On December 30, 1812 Theodosia and Dr. Green boarded the Patriot and sailed for New York. They would never be seen again. The story begins there.
After two weeks the Patriot failed to arrive in New York and no word of her was sent. Aaron Burr was beside himself with grief sending searching parties to Nassau and the Bahamas but for some strange reason sent nobody to the Outer Banks off North Carolina, which is where a gale, known to him to have occurred off Cape Hatteras, may have held the key to the mystery.
The Patriot had been used as a privateer by the US Government and had plundered several British ships in the few months prior to this voyage. Her captain even went so far as to paint over the name on the bow and hide the guns below so as not to attract attention. The Patriot's holds were still filled with the bounty of their raiding cruise so this would have been a prime target for the British to capture. And it seems that the British did stop the ship on January 2 off Cape Hatteras however, the letter that her husband had sent supposedly did the trick and according to the British records the ship was released. From that point what became of the Patriot and her passengers is a mystery.
In 1833 however a newspaper in Alabama reported that a confessed pirate admitted to having captured the Patriot off Nag's Head, North Carolina. He also claimed that they murdered everyone on board. In 1848 another known pirate, Frank Burdick, told the same story just before he died. He claimed that the entire complement on board were killed, the ship was plundered and then abandoned under full sail. Neither of these stories could be confirmed.
Burdick did mention one other thing. He said that he saw a portrait of the woman they had killed in one of the cabins. This presumably was Theodosia. For years nothing else was learned about the fate of the Patriot. Then in 1869 another piece of the puzzle surfaced. A woman in Nag's Head was visited by a Dr. Poole, having no money to pay the good Doctor she offered him a portrait of a beautiful young woman she had hanging on her wall. She also told him the story of how she came into possession of the painting.

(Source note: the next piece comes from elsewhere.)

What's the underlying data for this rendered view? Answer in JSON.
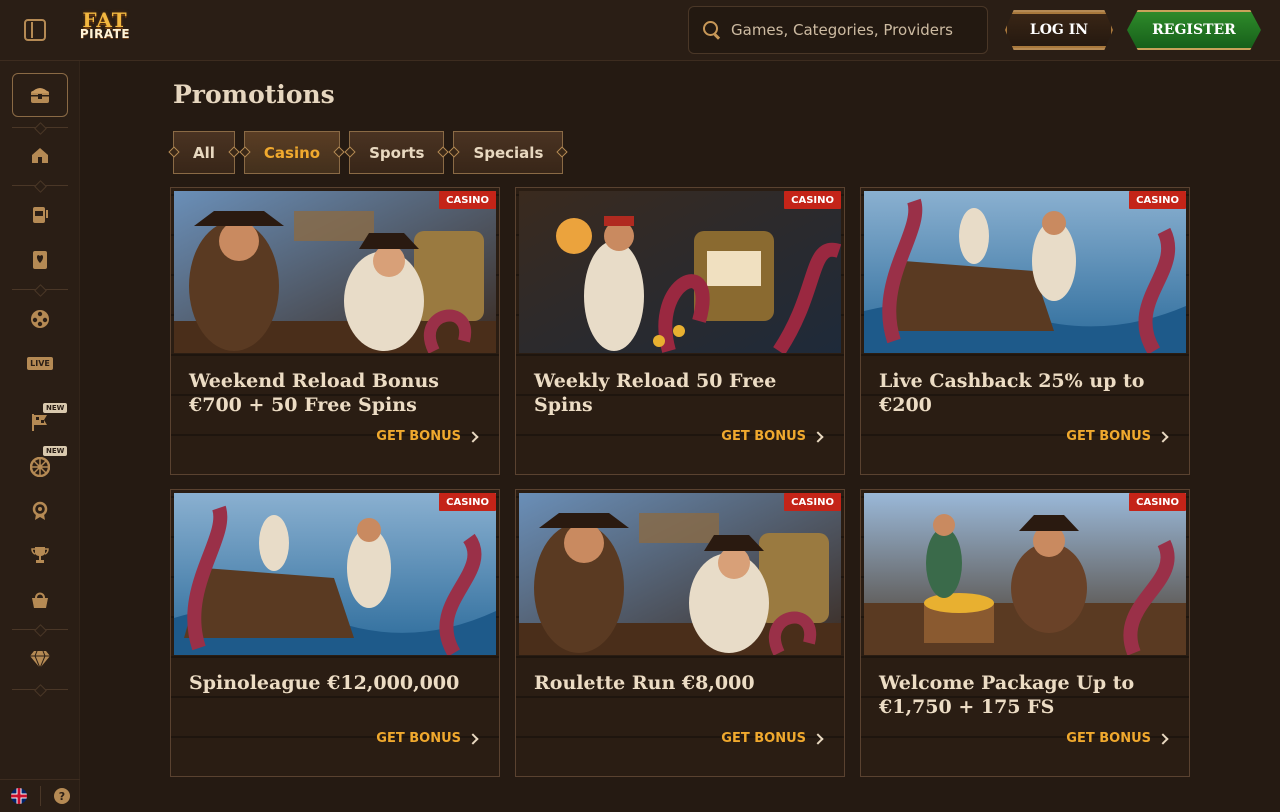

She claimed that relatives of hers who used to earn a living by plundering ships that were either wrecked or abandoned along the North Carolina shore had looted the painting from a ship. She said the ship, who's name had been painted over, was grounded on Nag's Head by a gale during the war with England. The ship had come in under full sail but abandoned by her crew. In the main cabin the looters had found trunk's and a woman's belongings, which were scattered about the room. The painting was taken as a gift for the woman.
Several years later relatives of Theodosia came to visit Dr. Poole and identified the painting as being Theodosia because of the family resemblance. Weather these stories are facts or fanciful myths will never be known for sure. No record I have been able to find tells of a shipwreck on Nag's Head so we have only the story of the woman, who was not there. Many people were looking for this ship and if it had washed up on Nag's Head one would think that someone other than the looters would have seen it. It is of course possible that the ship was destroyed by the sea during the storm but again you would think there would be debris. We might never know for sure if the story is true.
We do know one thing, in 1773 Alexander Hamilton, the man that Aaron Burr would kill, was caught in a gale off Cape Hatteras. After almost loosing his life there he vowed to construct a lighthouse on the Cape. In 1790 he passed legislation to do so and in 1799 the first lighthouse on Cape Hatteras was finished. Not far from where, thirteen years later, the daughter of his killer would herself loose her life.
© 2005 Michael W. Pocock